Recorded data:

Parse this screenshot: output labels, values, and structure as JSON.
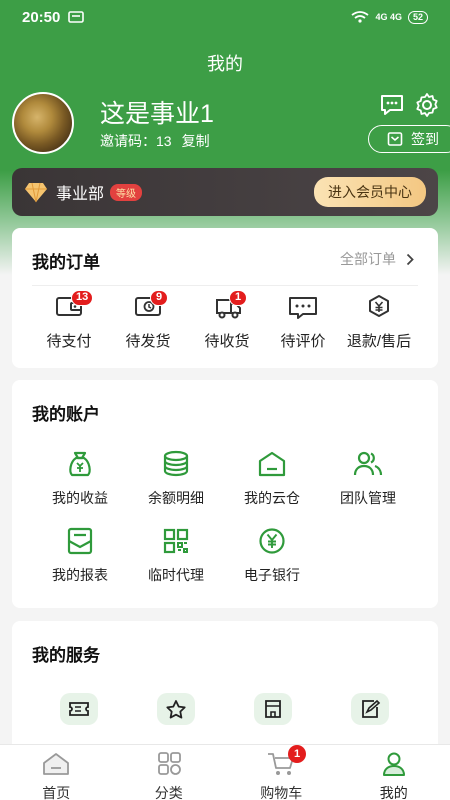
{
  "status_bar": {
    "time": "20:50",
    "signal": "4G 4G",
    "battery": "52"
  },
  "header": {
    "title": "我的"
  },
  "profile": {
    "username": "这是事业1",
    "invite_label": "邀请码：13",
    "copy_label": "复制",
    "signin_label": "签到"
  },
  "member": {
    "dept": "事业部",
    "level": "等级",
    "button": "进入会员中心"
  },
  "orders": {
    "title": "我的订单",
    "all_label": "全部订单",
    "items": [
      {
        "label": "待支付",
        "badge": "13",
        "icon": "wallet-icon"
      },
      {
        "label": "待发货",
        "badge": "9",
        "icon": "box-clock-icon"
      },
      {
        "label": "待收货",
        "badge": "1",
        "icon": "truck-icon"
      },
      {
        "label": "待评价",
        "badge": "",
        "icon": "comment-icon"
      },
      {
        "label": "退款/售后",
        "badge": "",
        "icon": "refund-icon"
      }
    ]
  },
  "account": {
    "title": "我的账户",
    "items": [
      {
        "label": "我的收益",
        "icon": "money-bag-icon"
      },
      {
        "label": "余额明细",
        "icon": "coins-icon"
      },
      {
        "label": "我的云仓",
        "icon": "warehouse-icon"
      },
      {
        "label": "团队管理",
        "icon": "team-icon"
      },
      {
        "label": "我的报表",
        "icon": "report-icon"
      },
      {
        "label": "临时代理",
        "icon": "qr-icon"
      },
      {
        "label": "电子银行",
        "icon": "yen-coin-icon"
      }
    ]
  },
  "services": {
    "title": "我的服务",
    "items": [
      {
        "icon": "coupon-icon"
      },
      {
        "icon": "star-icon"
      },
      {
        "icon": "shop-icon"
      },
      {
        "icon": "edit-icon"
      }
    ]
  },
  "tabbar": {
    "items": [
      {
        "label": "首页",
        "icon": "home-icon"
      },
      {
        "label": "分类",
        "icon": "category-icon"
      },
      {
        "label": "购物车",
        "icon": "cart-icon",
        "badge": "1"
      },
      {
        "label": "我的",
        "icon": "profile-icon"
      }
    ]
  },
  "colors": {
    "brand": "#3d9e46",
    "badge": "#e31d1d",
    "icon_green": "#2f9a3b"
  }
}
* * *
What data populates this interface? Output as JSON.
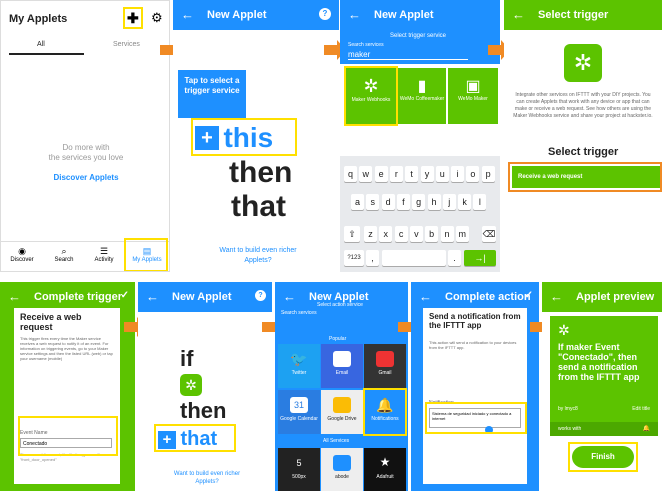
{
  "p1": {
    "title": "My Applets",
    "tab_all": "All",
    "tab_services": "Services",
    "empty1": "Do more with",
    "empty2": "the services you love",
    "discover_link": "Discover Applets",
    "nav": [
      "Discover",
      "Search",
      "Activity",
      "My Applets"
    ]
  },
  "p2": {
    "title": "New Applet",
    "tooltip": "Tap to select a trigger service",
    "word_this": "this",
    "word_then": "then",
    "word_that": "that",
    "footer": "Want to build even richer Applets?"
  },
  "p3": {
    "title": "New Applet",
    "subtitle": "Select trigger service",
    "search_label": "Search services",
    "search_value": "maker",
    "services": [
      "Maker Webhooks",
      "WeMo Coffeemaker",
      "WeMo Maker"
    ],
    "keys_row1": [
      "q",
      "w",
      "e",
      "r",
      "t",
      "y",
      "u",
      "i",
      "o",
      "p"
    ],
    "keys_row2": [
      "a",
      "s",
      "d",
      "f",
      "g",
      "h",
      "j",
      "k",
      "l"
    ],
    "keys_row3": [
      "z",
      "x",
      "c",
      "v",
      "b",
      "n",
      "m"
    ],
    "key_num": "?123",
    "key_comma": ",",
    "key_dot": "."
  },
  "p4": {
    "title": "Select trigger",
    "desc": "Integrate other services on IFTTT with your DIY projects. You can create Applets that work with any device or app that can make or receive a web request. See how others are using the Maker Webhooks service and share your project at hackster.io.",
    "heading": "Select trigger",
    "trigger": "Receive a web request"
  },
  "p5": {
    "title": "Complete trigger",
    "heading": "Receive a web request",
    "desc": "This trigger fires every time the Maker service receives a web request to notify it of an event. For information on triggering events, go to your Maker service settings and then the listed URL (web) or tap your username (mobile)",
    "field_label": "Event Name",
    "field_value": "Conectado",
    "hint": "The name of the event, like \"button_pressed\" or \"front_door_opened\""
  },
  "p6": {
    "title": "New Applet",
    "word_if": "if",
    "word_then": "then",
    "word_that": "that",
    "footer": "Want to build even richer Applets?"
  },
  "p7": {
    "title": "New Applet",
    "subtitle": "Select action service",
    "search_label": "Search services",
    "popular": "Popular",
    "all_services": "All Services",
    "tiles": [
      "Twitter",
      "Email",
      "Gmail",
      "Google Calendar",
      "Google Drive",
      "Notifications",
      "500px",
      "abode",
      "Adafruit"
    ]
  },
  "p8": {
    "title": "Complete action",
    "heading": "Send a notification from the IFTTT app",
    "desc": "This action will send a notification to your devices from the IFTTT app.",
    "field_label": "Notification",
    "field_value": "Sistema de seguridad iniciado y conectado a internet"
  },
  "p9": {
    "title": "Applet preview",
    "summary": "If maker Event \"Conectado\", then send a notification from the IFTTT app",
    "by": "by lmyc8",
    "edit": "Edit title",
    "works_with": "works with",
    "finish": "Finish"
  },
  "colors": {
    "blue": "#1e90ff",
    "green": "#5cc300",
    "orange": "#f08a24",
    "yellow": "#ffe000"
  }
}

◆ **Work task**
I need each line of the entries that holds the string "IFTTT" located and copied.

◆ **Solution to this exercise**
    "desc": "Integrate other services on IFTTT with your DIY projects. You can create Applets that work with any device or app that can make or receive a web request. See how others are using the Maker Webhooks service and share your project at hackster.io.",
    "heading": "Send a notification from the IFTTT app",
    "desc": "This action will send a notification to your devices from the IFTTT app.",
    "summary": "If maker Event \"Conectado\", then send a notification from the IFTTT app",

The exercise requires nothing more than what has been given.